"Here is traced the reason for their unbelief, by their fostering such passions as stifle the love of God, and consequently the love of truth, for itsown sake; especially pride and vain-glory.
- πως δυνασθε ] This must, of course be understood of what is socontrary to the usual order of causes and effects, that it cannot be expected to happen. And δοξαν λαμβ. must be taken with due qualification."

Wordsworth (1877) accepts the traditional text, ignoring the homoeoteleuton of
B, but remarkably takes the alternate translational suggestion without
hesitation, in favour of the Trinity:
"44. παρα του μονου θεου] from the Only God. (1 Tim 1:17) Lest the Jews should imagine that He was contravening their Law which says (Deut. 6:4) 'the Lord our God is One Lord.',because He had spoken of Himself and the Father as Two Persons (verses 17-23), He here affirms the Divine  Unity, and teaches them that they who profess zeal for the One God do not honour Him aright (see v23), unless they honour the Son even as they honour the Father. A warning to those who claim for themselves the title of Unitarians, and deny the Divinity of Christ. No one can be said to believe in the Divine Unity who rejects the doctrine of the Trinity."

Alford (1863) even more surprisingly, but accurately in this case, upholds the
traditional text also, easily identifying the reading of Codex B and its allies
as a homoeoteleuton error. Here even Alford has abandoned the critical text,
retaining "God" in the main text and relegating the variant to the footnoted
"om θεου (homoeotel) B lat-a b copt-dz arm-mss Orig Eus. "
Alford opts for the alternate interpretation however:
"44. ...παρα του μονου θεου] not 'from God only' (E.V. and De Wette), which is ungrammatical (requiring μονου to be either after θεου, see Matt.4:4; 12:4, 17:8, or before του θεου, Luke 5:21; 6:4; Heb 9:7 - Lucke); but from the only God: in contradistinction to the  idolatry of the natural heart, which is ever setting up for itself other sources of honour, worshipping  man, or self, - or even, as in the case alluded to in the last verse,  Satan, - instead of God.  The words του μονου θεου are very important, because they form the point of passage to the next verses; in which the Jews are accused of not believing the writings of Moses, the very pith and kernel of which was the unity of God, and the having no other gods but Him. "
Alford's position on the interpretation seems to have the stronger rational
element in regard to the situational context (internal intrinsic evidence), but
Wordsworth's position has the weight of tradition as opposed to the novelty of
the Unitarians.

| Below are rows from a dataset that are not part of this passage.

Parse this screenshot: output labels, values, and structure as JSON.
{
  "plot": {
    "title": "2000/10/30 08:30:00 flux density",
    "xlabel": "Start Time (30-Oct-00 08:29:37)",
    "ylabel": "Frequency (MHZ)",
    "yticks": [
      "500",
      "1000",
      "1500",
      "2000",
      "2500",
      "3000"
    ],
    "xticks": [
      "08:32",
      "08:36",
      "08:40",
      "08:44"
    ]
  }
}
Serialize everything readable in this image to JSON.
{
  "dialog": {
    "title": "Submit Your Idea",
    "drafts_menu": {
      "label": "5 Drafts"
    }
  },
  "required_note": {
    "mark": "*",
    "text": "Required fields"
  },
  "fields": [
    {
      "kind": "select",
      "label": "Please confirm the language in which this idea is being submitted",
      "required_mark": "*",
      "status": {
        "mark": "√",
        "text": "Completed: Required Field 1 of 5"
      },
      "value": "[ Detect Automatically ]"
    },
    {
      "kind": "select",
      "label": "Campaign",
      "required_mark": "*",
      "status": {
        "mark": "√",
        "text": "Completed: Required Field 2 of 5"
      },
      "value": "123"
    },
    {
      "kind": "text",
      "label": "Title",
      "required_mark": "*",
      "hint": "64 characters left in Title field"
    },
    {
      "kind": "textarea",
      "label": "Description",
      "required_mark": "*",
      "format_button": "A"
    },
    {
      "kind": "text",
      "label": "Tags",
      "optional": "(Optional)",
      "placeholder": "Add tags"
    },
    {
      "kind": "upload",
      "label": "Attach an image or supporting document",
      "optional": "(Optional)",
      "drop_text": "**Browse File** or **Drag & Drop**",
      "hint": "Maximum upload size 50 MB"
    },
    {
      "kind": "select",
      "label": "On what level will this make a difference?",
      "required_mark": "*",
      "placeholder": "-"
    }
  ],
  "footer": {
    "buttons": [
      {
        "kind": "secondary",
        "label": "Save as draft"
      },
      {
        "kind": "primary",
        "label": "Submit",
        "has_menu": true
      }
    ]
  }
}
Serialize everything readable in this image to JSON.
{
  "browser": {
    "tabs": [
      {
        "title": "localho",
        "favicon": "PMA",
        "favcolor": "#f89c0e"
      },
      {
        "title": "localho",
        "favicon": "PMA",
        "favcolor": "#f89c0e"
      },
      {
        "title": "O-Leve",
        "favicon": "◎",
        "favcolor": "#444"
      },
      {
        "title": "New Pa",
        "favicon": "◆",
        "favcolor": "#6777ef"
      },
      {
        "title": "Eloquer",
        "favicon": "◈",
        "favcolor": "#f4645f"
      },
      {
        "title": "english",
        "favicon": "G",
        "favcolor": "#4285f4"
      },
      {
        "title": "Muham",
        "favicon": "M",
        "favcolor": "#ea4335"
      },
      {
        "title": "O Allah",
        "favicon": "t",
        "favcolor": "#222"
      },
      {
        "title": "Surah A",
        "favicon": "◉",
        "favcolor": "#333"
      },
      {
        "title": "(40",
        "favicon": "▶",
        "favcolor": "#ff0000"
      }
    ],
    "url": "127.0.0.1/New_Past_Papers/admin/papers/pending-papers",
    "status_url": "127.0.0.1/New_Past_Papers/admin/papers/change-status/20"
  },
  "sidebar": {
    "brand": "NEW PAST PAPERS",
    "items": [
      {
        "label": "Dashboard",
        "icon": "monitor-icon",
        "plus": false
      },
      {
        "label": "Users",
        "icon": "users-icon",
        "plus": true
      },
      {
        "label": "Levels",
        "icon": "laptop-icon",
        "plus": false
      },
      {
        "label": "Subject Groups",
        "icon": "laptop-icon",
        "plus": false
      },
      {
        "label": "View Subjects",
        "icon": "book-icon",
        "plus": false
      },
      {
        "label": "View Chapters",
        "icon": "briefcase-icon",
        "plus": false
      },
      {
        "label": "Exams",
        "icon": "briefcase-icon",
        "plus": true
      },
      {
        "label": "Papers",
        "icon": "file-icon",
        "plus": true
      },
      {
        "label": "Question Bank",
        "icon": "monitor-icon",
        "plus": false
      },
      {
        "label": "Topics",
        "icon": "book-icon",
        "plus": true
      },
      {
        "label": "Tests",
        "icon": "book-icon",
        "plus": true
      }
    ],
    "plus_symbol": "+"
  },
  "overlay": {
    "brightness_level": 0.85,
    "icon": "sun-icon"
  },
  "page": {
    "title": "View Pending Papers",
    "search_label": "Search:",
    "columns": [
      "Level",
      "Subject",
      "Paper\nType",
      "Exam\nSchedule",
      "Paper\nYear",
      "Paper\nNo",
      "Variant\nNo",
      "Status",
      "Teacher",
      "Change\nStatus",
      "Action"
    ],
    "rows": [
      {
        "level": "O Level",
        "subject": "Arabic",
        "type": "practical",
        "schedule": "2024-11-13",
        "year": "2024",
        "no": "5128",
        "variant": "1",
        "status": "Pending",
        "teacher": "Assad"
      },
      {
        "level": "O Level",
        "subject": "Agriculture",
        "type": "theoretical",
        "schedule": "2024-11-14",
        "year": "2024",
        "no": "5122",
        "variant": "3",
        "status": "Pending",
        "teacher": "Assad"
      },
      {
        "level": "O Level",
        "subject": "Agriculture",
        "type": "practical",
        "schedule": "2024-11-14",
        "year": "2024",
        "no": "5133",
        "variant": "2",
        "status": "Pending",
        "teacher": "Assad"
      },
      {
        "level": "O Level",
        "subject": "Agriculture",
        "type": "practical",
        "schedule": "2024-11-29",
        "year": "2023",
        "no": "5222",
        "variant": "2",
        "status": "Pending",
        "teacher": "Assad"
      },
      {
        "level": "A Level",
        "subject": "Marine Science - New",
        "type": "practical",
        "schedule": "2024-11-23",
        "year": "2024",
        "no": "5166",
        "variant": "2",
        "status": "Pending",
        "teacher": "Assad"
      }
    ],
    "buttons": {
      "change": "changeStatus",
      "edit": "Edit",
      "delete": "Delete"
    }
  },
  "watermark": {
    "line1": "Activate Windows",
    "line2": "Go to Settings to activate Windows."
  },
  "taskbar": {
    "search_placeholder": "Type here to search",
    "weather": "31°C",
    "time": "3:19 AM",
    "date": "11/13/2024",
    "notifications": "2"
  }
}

As Steven Avery has shown, there is also another element of internal evidence,
the very argument of Jesus that honour (homage) belongs to God /alone/. In this
case, Jesus and his Jewish audience can be assumed to take for granted that "God
is one", and the debate is rather about the appropriateness of honours being
commonly and frequently given to peers, and its negative effect on worship and
honour of God.

The very fact that Jesus and the Jewish interpreters agree on the Torah teaching
that 'God is One' (and expects this view) makes it less likely that Jesus would
emphasize that rather than the more central (to this argument) Torah teaching,
that 'God is jealous' (cf. Ten Commandments) and expects critically important
minimal behavioral standards.